Many investors say that the move is a sign that the e-commerce payments company, which spun off from eBay last year, is becoming more of a traditional finance company instead of a tech disrupter, according to the Journal.
PayPal shares have fallen 7% since the July 21 announcement, and the consensus analyst forecast for 2017 earnings has fallen to a new low.
The PayPal-Visa agreement announced last month could go far in introducing PayPal into more stores, faster. While PayPal dominates in online payments, it’s lagging behind mobile wallets Apple Pay and Android Pay (and, of course, physical credit cards) in brick-and-mortar point of sale transactions.
The new deal "seems to pave the road for PayPal to get more in-store payments,” Scott Fitzgerald, SVP of marketing at global commerce services and payments company BlueSnap, told Retail Dive. “That’s the big one.”
However, PayPal will likely be handing over more in fees because they will be higher than the bank account withdrawals that currently dominate PayPal’s system. PayPal has been making more money on the transactions it enables because the fees associated with ACH payments (where a user accesses a bank account rather than a credit card) are lower and flatter compared to the higher, percentage-based fees of credit-card transactions. As purchases grow, the differences widen, considering that those credit-card percentages can get hefty.
In addition to those higher fees from PayPal, investors are apparently wary of the move because it may temper the company’s disruptive (and therefore, presumably, innovative) bent, which is often the source of heightened investment returns.
“When it first started, I saw PayPal as a disruptor, but now [it’s] more a part of the traditional ecosystem,” Ned Elton, chief growth officer of business payments startup PEX, told the Journal. “Visa is ubiquitous, and it’s tough to overcome that.”
But PayPal global head of product and engineering William Ready told the Journal that the company's goal is to reduce friction in the payments space, critical to easing the adoption of mobile payments, which are still growing but have failed to really take off.
That has some investors happy with the arrangement, despite the added fees PayPal will encounter.

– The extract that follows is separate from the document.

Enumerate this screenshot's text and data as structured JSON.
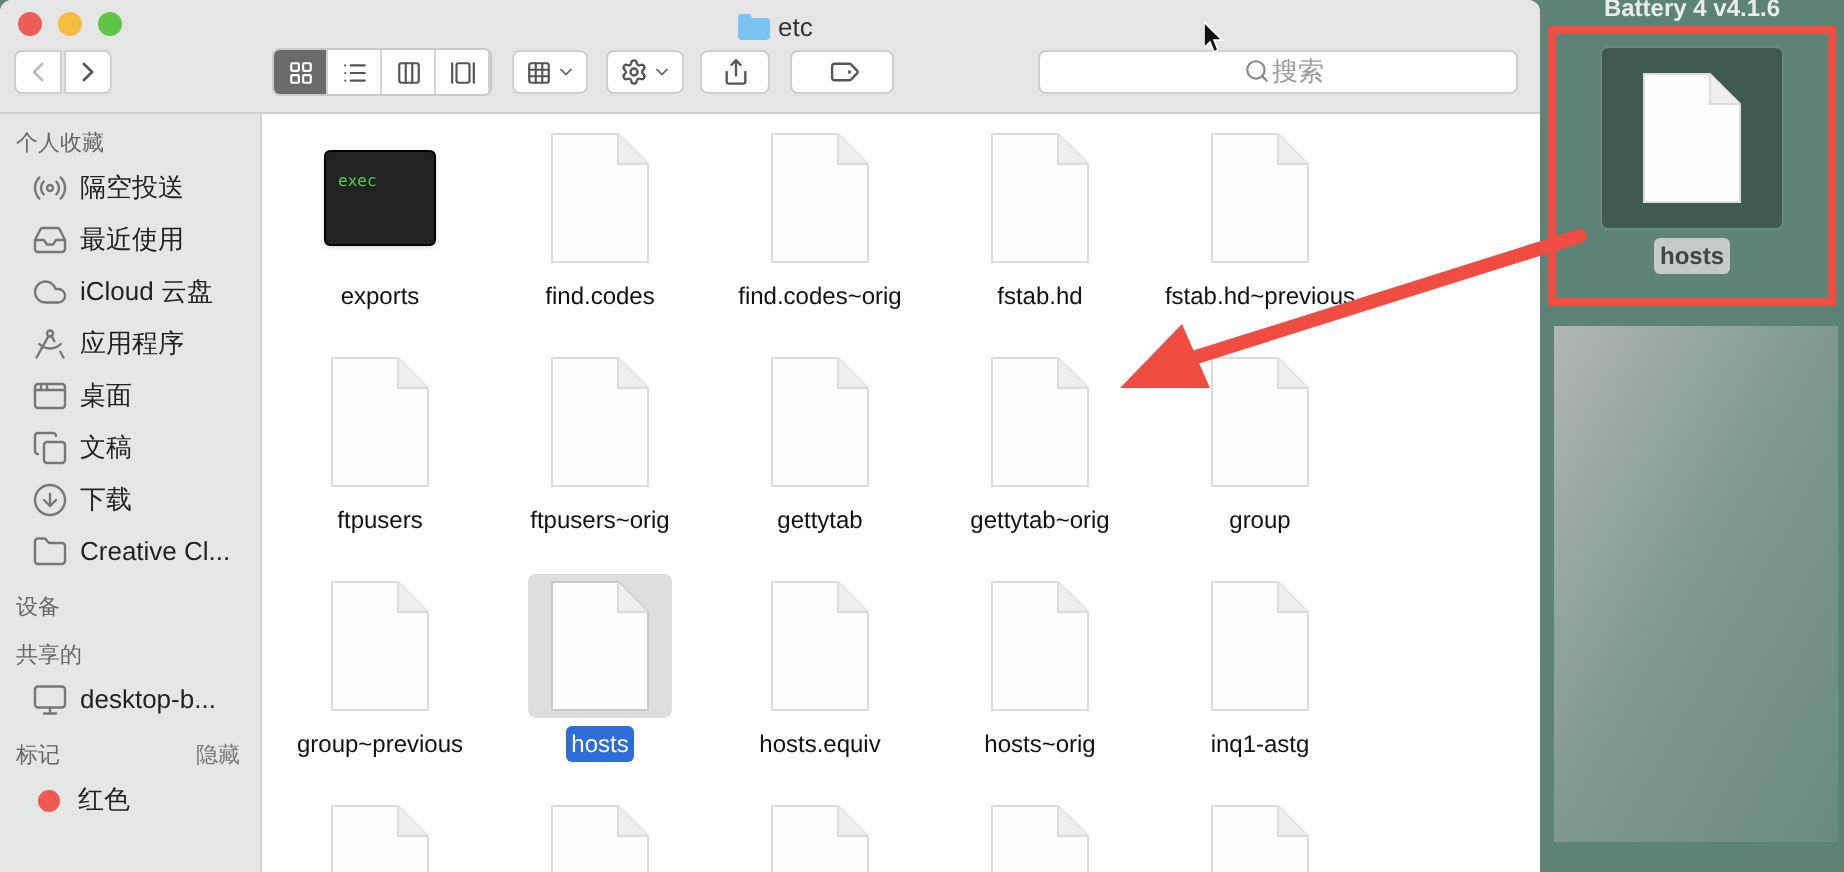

“They are trying to be something different than they were historically,” Elliot Turner of RGA Investment Advisors, who didn’t sell PayPal shares after the announcement, told the Journal.
“The level of [customer] engagement will be far more deterministic to the company’s future worth” than transaction costs, he said.